3) Our worship has struggled to embrace all the seasons of life. Some of scripture is celebration while other parts are lamentation. Our current order relies on the worship leader and how they are going and philosophy of worship rather than the scriptures. 

4)  We have not created a regular time to enjoy communion which in my opinion is the high point of Christian Worship. 

From July 7th we are going to trial something like:

10:00am - 10:30am Coffee
10:30am - 10:40am Singing
10:40am - 10:50am Family News (This is what is going on in Church)
10:50am - 10:55am Break and kids to classes
10:55am - 11:30am Preaching (This is who Jesus is)
11:30am - 12:00pm Communion, Singing, Prayers and Contributions. (This is how you might respond.) 

We shared this at a recent prayer meeting and people were very positive. We are hoping that it will help more people feel like they can participate in our meetings more of the time. 

We shall see. 

Friday, 7 June 2013

I'm stuck in the 90's...

I just want to confess that when it comes to musical preference I am still stuck in the 90's.

Whenever I create a play list for the gym, go out to for a dance or reach for a CD in the car I still want to listen to the same old tracks. 

I don't know why this is.

Although I now struggle with much of the lyrical content, this will always be 'real music'. Some of my friends moved on to house music and drum and bass. I never made it. 

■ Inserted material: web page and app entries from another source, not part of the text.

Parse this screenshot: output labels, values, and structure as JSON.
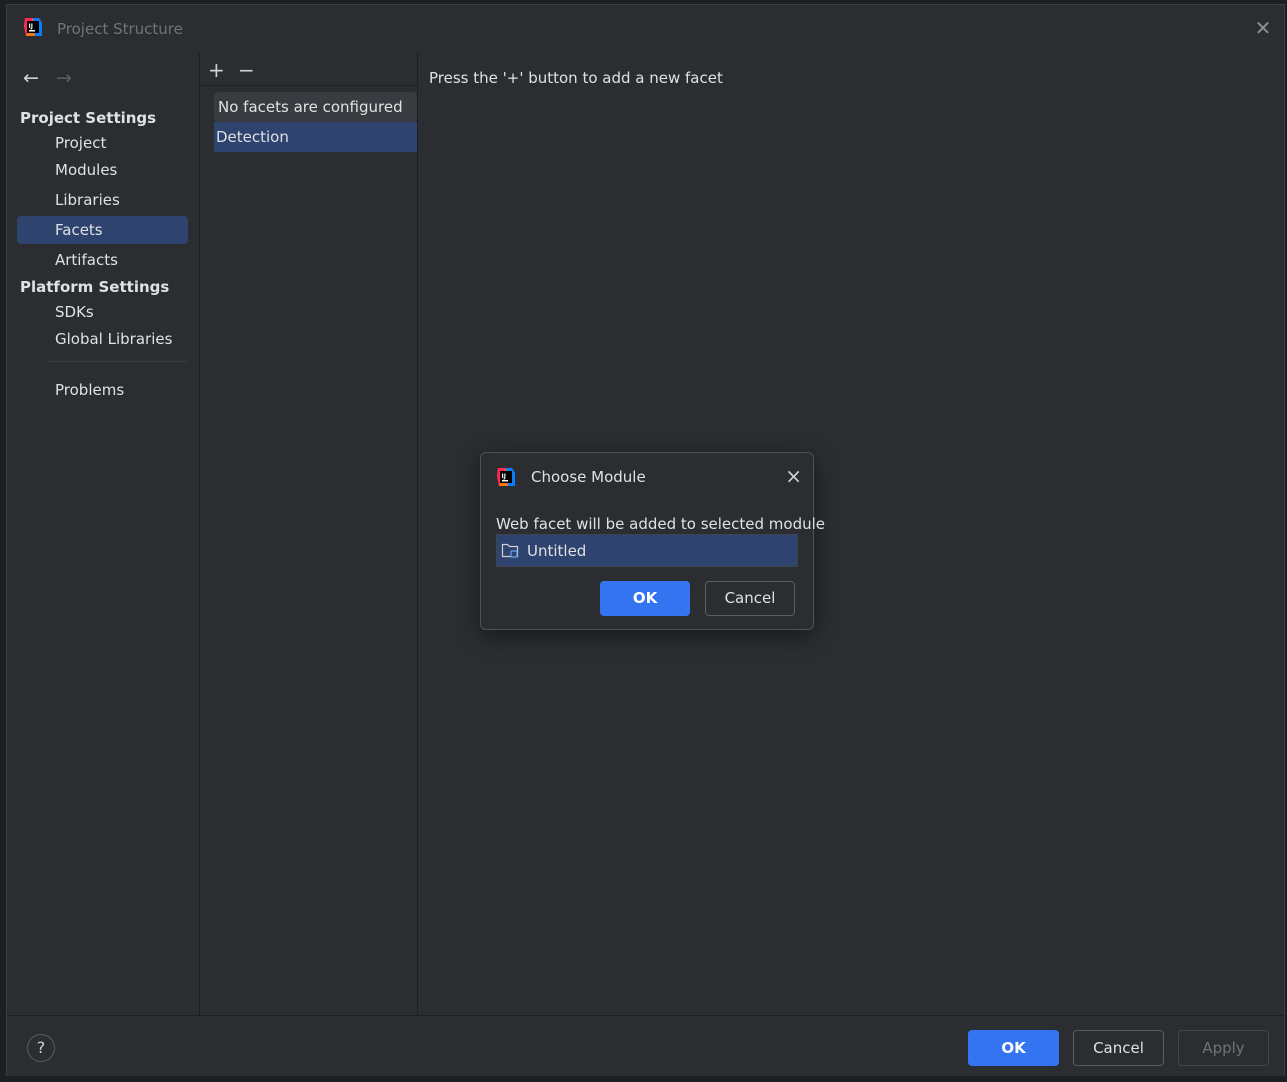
{
  "window": {
    "title": "Project Structure"
  },
  "sidebar": {
    "nav_back": "←",
    "nav_forward": "→",
    "project_settings_header": "Project Settings",
    "project_items": [
      {
        "label": "Project"
      },
      {
        "label": "Modules"
      },
      {
        "label": "Libraries"
      },
      {
        "label": "Facets",
        "selected": true
      },
      {
        "label": "Artifacts"
      }
    ],
    "platform_settings_header": "Platform Settings",
    "platform_items": [
      {
        "label": "SDKs"
      },
      {
        "label": "Global Libraries"
      }
    ],
    "problems": "Problems"
  },
  "facets_panel": {
    "add_icon": "+",
    "remove_icon": "−",
    "empty_text": "No facets are configured",
    "detection": "Detection"
  },
  "content": {
    "hint": "Press the '+' button to add a new facet"
  },
  "bottom": {
    "help": "?",
    "ok": "OK",
    "cancel": "Cancel",
    "apply": "Apply"
  },
  "dialog": {
    "title": "Choose Module",
    "close": "×",
    "message": "Web facet will be added to selected module",
    "modules": [
      {
        "label": "Untitled",
        "selected": true
      }
    ],
    "ok": "OK",
    "cancel": "Cancel"
  },
  "colors": {
    "accent": "#3574f0",
    "selection": "#2e436e",
    "background": "#2b2d30"
  }
}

As someone who is involved in leading a Church that has singing and music playing every week, I find this an interesting dynamic. I don't really like most Christian music (as you could guess because I still want 90's hip hop or Dizzy Rascal on my playlist) so I am constantly choosing and influencing against my preference. 

I hope that in Church I can play my part in influencing our more creative people to write and play music that is widely enjoyed by the people in my city and the friends of those who are in my Church. I want the music in my Church to be as good and authentic musically as any local gig that our members would go to. Hopefully Church will become more fun for everybody. 

I wonder if in someway we all get stuck. Is that normal? How do we handle this? Worship leaders, do you still use those 80's classics? Do you still use the same old favorites? Maybe you are stuck just like me but in a different time and place... 

I am glad some of the Music and Worship team in my Church have written albums and play in local bands of different genres who are going well. I am hoping we are going to have more creativity, more 'current' music and that I will over time get 'unstuck' into a new day. Pray for me. ;-)  The future is bright. 

Tuesday, 4 June 2013

Is it OK that I believe...?

It is my observation that every group of people/community have either written or unwritten beliefs that are acceptable to the group.

I have been part of a group where it was acceptable to be unfaithful to your girlfriend but very much unacceptable to be unfaithful with someone else's girlfriend.

I have been in a group where it was acceptable to use illegal drug X but not to use illegal drug Y.

There are always lines.

I'm not commenting on the value or merit of these lines. I'm just saying that I think they always exist.

If you cross certain lines you will not be able to keep playing.

In the Church there are lines. Historically many lines have been drawn. You can trace these lines through creeds and statements of faith which I guess tell some of the story.

Sometimes lines are repainted, removed or you move.

Recently I was in two forums where senior leaders were talking about issues where the lines were previously drawn but do not appear so clear anymore.

The inward surge of questions I experienced surprised me.

What do others think of me?
Am I outside the line?
Are they outside the line?
Are these lines good?
Are these lines bad?
Are we still playing together?
Can I explain myself?
Do you understand me?


It made me reflect how I lead my Church and the environment we are creating.

What lines do we have?
Are they good?
Do we need more?
Do we need less? 


But more importantly for me at this moment of time...

How do I explain what I believe?
How do I give people who are interested/want to join my church time to think about what I am saying?
How do I take time to listen, learn understand and respect those who have different views to me?